For this, the Soyuz-2.1b rocket would need to be certified for manned flights, he explained. It is a more powerful version of the Soyuz-2.1a currently used in manned cosmonautics, and it will be needed due to the fact that launches into orbit with an inclination of 97 degrees require more energy than to the ISS, which flies at an inclination of 51.6 degrees.

He also stated that ROSS could be used as a base for flights to the Moon, it may have a lunar spacecraft "assigned" to it.

"With political will and sufficient funding, ROSS can be used as a base for assembling a lunar or Martian complex. With the help of ROSS, effective two-launch schemes can be implemented when the crew is waiting at the station for the arrival of an upper stage to perform a departure impulse to the Moon," he said.

Earlier in the day, the new head of Roscosmos, Yuri Borisov, reported to President Vladimir Putin that Russia would fulfill all its international obligations and withdraw from the ISS project in 2024.

Commenting on the state of the national space industry, the Roscosmos chief said that the situation is "difficult."

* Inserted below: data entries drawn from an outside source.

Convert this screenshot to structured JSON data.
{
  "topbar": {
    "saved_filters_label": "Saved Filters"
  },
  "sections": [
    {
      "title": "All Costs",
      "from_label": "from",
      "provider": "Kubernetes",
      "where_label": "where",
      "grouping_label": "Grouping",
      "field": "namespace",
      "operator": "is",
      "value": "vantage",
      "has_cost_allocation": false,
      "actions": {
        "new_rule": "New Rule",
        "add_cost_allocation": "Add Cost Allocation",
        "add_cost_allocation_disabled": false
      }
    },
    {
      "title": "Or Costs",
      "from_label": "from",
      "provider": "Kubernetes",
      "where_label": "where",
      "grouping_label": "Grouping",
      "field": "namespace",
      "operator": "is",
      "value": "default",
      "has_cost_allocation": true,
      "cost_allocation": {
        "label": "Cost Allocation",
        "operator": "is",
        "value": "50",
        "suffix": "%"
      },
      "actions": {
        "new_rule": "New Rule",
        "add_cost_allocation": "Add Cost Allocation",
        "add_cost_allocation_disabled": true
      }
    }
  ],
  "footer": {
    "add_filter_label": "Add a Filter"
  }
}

"I see my main task alongside with my colleagues as the following: not to drop, but to raise the bar, and first of all to provide the Russian economy with the necessary space services. And this is navigation, communication, data transmission, meteorological, geodetic information, and so on. These are the most required services today, without which it is impossible to imagine modern life," Borisov added.

Ex-Roscosmos head Dmitry Rogozin said on July 15 that after four years the industry managed "to get out of the system crisis quagmire." The Russian space industry, among other things, has achieved complete accident-free operations over the past four years, carrying out 86 successful launches in a row, completing the construction of the Russian segment of the ISS, and receiving the financing of the multi-satellite orbital grouping Sphere.

Additionally, Rogozin pointed out that Roscosmos managed to successfully implement a range of tasks including creating new Soyuz-5 spacecrafts, developing the preliminary design of the Russian orbital station to replace the ISS, and launch tests of the newest Sarmat intercontinental ballistic missiles have begun, which are expected to start combat duty by the end of 2022.